My work needs no elaborate explanation or complex deconstruction; I want people to form their own ideas about what it means to them. By its very simplicity, by the use of natural stones, by its rational obedience of the laws of nature, it speaks for itself. If you were to ask me why the sculptures can have such an impact, I would tell you about the paradox. The paradox of fragility and solidity. The fragile nature of the balance versus the solid nature of the stones. This might be enough for some, but others would need more, they want the elaborate explanation. The point, however, is that my work is interesting and fun, because everyone and anyone can express their opinions, criticising or liking with equal justification and merit.

After several years of creating transient work,increasingly people asked if they could place these pieces in their gardens . I devised a method of fixing the sculptures exactly in their balanced position so they could be installed safely whilst retaining their sense of wonder and improbability.

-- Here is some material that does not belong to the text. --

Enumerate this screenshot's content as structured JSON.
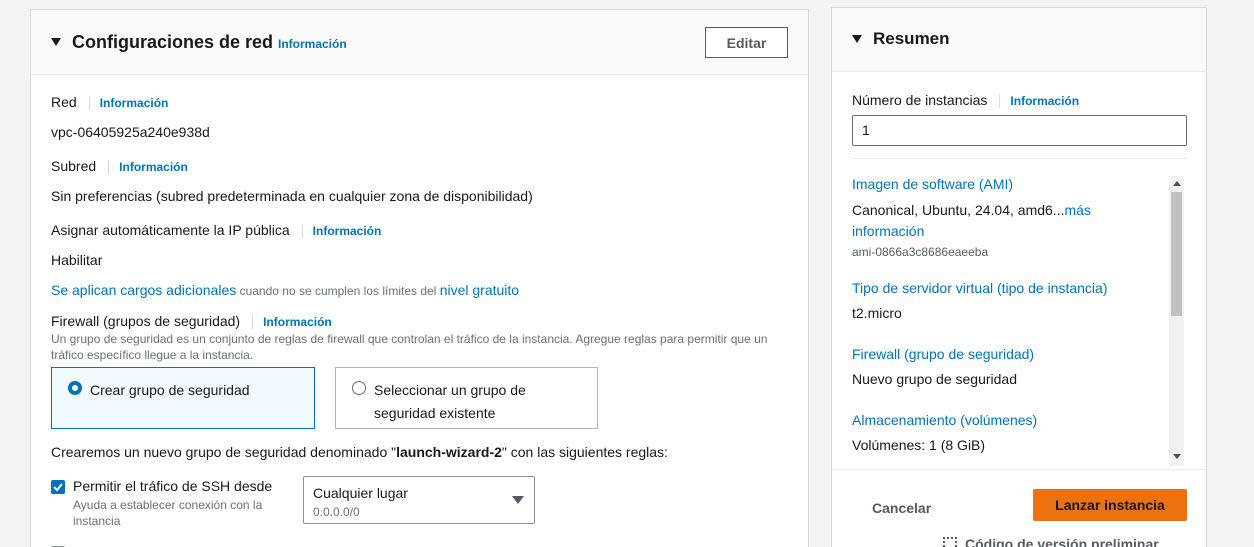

Whilst I think my sculptures do not need wordy explanations I would like to think  they symbolise the efforts many people are making to improve the environment and keep our beautiful planet in balance.

As my sculptures on the beaches  are transitory they have to be captured photographically so they can endure.

The collections of photographs was taken on the south coast of England sometimes in what can only be described as typically English weather. Most were shot at dawn or dusk, when the light is optimal, but crucially when it was still – no wind. The photographs can provoke endless scrutiny and controversy, admiration and awe, but mostly they are proof that what is static can also be alive. That what has lived will always die. (Except of course if you have one of the fixed sculptures.)

The weather never really played ball, so most of the balancing and photography was severely challenging. But because of the weather’s capricious nature I feel I achieved more when I had a good weather window, making the most of the conditions. There were spills and thrills along the way, high seas and dangerous tides. Treacherous coastal paths to navigate and slippery rocks to catch you unawares. Damaged equipment and sore bodies were common, but getting the perfect shots of the perfectly balanced sculptures was a goal worth striving for.

When not creating new sculptures to photograph, I searched the coastline looking for inspiration in the rocks. I am solely interested in shapes, not the type of rock, or size or weight. I envisage how certain rocks will work together when balanced, whether they will complement each other or be an imperfect match. The hardness of the rock is important. If it’s too soft, because of the intense pressure at the point of contact it can crumble and all purchase is lost. For the geologists, the rocks I am using at the moment are limestone, blue lias, sandstone and sometimes flint and chert.

The explanations that accompany some of the photographs reflect my ideas and interpretations. Sometimes I had a definite plan of what to create and at other times I let the stones produce their own theme. What I had in mind should in no way influence your feelings of what these sculptures represent. I hope the innate beauty of each sculpture speaks to you in its own way.

jacquis garden sculpture campfire-creatures 1427